What the exercise asks >> Each record that follows should be duplicated exactly, except for its pictures.
START Listed records
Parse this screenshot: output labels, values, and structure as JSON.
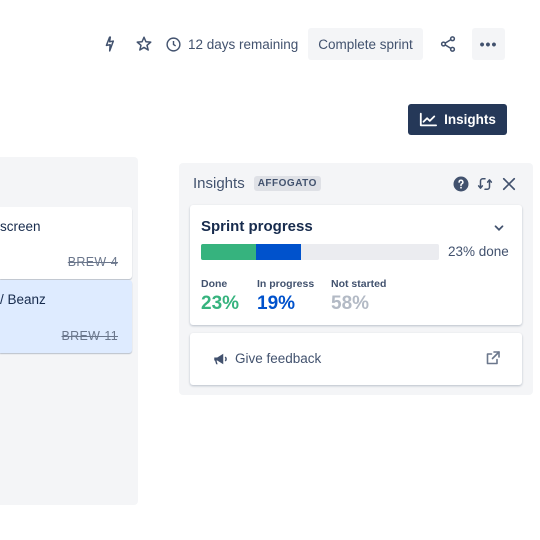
{
  "toolbar": {
    "icons": [
      "lightning-icon",
      "star-icon",
      "clock-icon",
      "share-icon",
      "more-icon"
    ],
    "remaining_text": "12 days remaining",
    "complete_label": "Complete sprint",
    "more_label": "•••"
  },
  "insights_button": {
    "label": "Insights"
  },
  "column": {
    "cards": [
      {
        "title": "screen",
        "key": "BREW-4",
        "selected": false
      },
      {
        "title": "/ Beanz",
        "key": "BREW-11",
        "selected": true
      }
    ]
  },
  "panel": {
    "title": "Insights",
    "lozenge": "AFFOGATO",
    "sprint_progress": {
      "title": "Sprint progress",
      "percent_label": "23% done",
      "done_fraction": 0.23,
      "in_progress_fraction": 0.19,
      "stats": [
        {
          "label": "Done",
          "value": "23%"
        },
        {
          "label": "In progress",
          "value": "19%"
        },
        {
          "label": "Not started",
          "value": "58%"
        }
      ]
    },
    "feedback": {
      "label": "Give feedback"
    }
  },
  "colors": {
    "accent_dark": "#253858",
    "done": "#36b37e",
    "in_progress": "#0052cc",
    "not_started": "#b3bac5",
    "selected_card": "#deebff"
  }
}
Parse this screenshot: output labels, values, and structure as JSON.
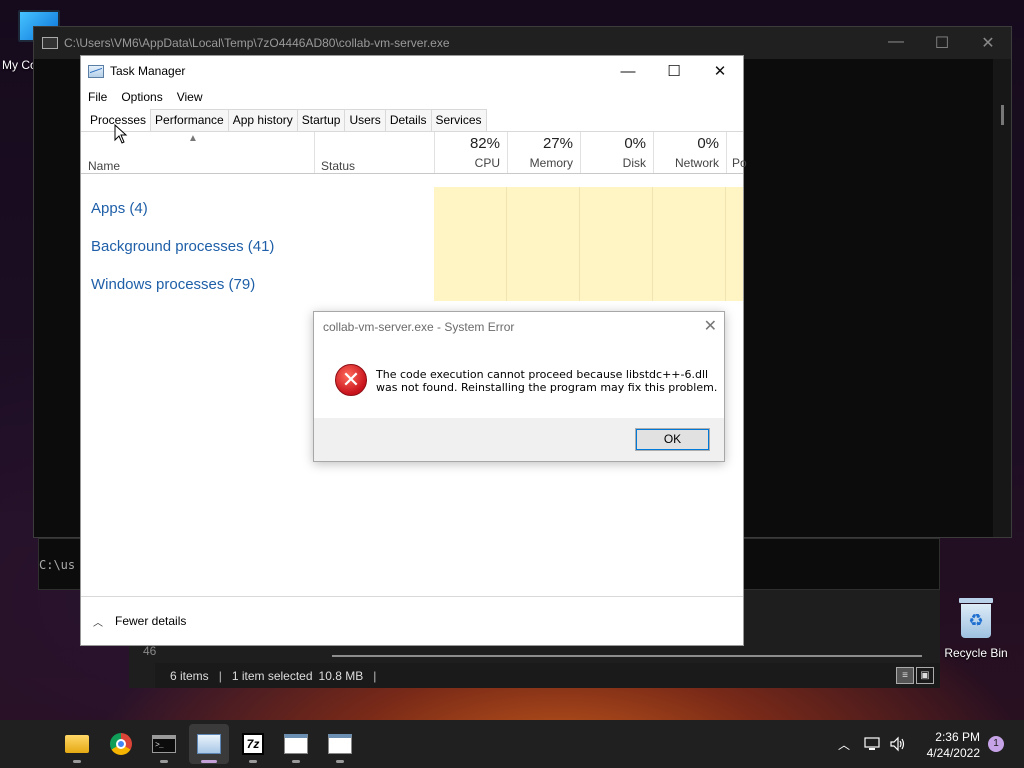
{
  "desktop": {
    "computer_icon_label": "My Co",
    "recycle_bin_label": "Recycle Bin"
  },
  "console": {
    "title": "C:\\Users\\VM6\\AppData\\Local\\Temp\\7zO4446AD80\\collab-vm-server.exe",
    "prompt_text": "C:\\us"
  },
  "background_window": {
    "partial_number": "46",
    "status_items": "6 items",
    "status_selected": "1 item selected",
    "status_size": "10.8 MB"
  },
  "task_manager": {
    "title": "Task Manager",
    "menu": [
      "File",
      "Options",
      "View"
    ],
    "tabs": [
      "Processes",
      "Performance",
      "App history",
      "Startup",
      "Users",
      "Details",
      "Services"
    ],
    "active_tab": "Processes",
    "columns": {
      "name": "Name",
      "status": "Status",
      "cpu_pct": "82%",
      "cpu_label": "CPU",
      "memory_pct": "27%",
      "memory_label": "Memory",
      "disk_pct": "0%",
      "disk_label": "Disk",
      "network_pct": "0%",
      "network_label": "Network",
      "power_label": "Po"
    },
    "groups": [
      "Apps (4)",
      "Background processes (41)",
      "Windows processes (79)"
    ],
    "fewer_details": "Fewer details"
  },
  "error_dialog": {
    "title": "collab-vm-server.exe - System Error",
    "message_line1": "The code execution cannot proceed because libstdc++-6.dll",
    "message_line2": "was not found. Reinstalling the program may fix this problem.",
    "ok_label": "OK"
  },
  "taskbar": {
    "apps": [
      "start-icon",
      "file-explorer-icon",
      "chrome-icon",
      "terminal-icon",
      "task-manager-icon",
      "7zip-icon",
      "window-app-icon",
      "window-app-icon"
    ],
    "time": "2:36 PM",
    "date": "4/24/2022",
    "notification_count": "1"
  }
}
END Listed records
Answer for the task >>
Parse this screenshot: output labels, values, and structure as JSON.
{
  "toolbar": {
    "icons": [
      "lightning-icon",
      "star-icon",
      "clock-icon",
      "share-icon",
      "more-icon"
    ],
    "remaining_text": "12 days remaining",
    "complete_label": "Complete sprint",
    "more_label": "•••"
  },
  "insights_button": {
    "label": "Insights"
  },
  "column": {
    "cards": [
      {
        "title": "screen",
        "key": "BREW-4",
        "selected": false
      },
      {
        "title": "/ Beanz",
        "key": "BREW-11",
        "selected": true
      }
    ]
  },
  "panel": {
    "title": "Insights",
    "lozenge": "AFFOGATO",
    "sprint_progress": {
      "title": "Sprint progress",
      "percent_label": "23% done",
      "done_fraction": 0.23,
      "in_progress_fraction": 0.19,
      "stats": [
        {
          "label": "Done",
          "value": "23%"
        },
        {
          "label": "In progress",
          "value": "19%"
        },
        {
          "label": "Not started",
          "value": "58%"
        }
      ]
    },
    "feedback": {
      "label": "Give feedback"
    }
  },
  "colors": {
    "accent_dark": "#253858",
    "done": "#36b37e",
    "in_progress": "#0052cc",
    "not_started": "#b3bac5",
    "selected_card": "#deebff"
  }
}
Parse this screenshot: output labels, values, and structure as JSON.
{
  "desktop": {
    "computer_icon_label": "My Co",
    "recycle_bin_label": "Recycle Bin"
  },
  "console": {
    "title": "C:\\Users\\VM6\\AppData\\Local\\Temp\\7zO4446AD80\\collab-vm-server.exe",
    "prompt_text": "C:\\us"
  },
  "background_window": {
    "partial_number": "46",
    "status_items": "6 items",
    "status_selected": "1 item selected",
    "status_size": "10.8 MB"
  },
  "task_manager": {
    "title": "Task Manager",
    "menu": [
      "File",
      "Options",
      "View"
    ],
    "tabs": [
      "Processes",
      "Performance",
      "App history",
      "Startup",
      "Users",
      "Details",
      "Services"
    ],
    "active_tab": "Processes",
    "columns": {
      "name": "Name",
      "status": "Status",
      "cpu_pct": "82%",
      "cpu_label": "CPU",
      "memory_pct": "27%",
      "memory_label": "Memory",
      "disk_pct": "0%",
      "disk_label": "Disk",
      "network_pct": "0%",
      "network_label": "Network",
      "power_label": "Po"
    },
    "groups": [
      "Apps (4)",
      "Background processes (41)",
      "Windows processes (79)"
    ],
    "fewer_details": "Fewer details"
  },
  "error_dialog": {
    "title": "collab-vm-server.exe - System Error",
    "message_line1": "The code execution cannot proceed because libstdc++-6.dll",
    "message_line2": "was not found. Reinstalling the program may fix this problem.",
    "ok_label": "OK"
  },
  "taskbar": {
    "apps": [
      "start-icon",
      "file-explorer-icon",
      "chrome-icon",
      "terminal-icon",
      "task-manager-icon",
      "7zip-icon",
      "window-app-icon",
      "window-app-icon"
    ],
    "time": "2:36 PM",
    "date": "4/24/2022",
    "notification_count": "1"
  }
}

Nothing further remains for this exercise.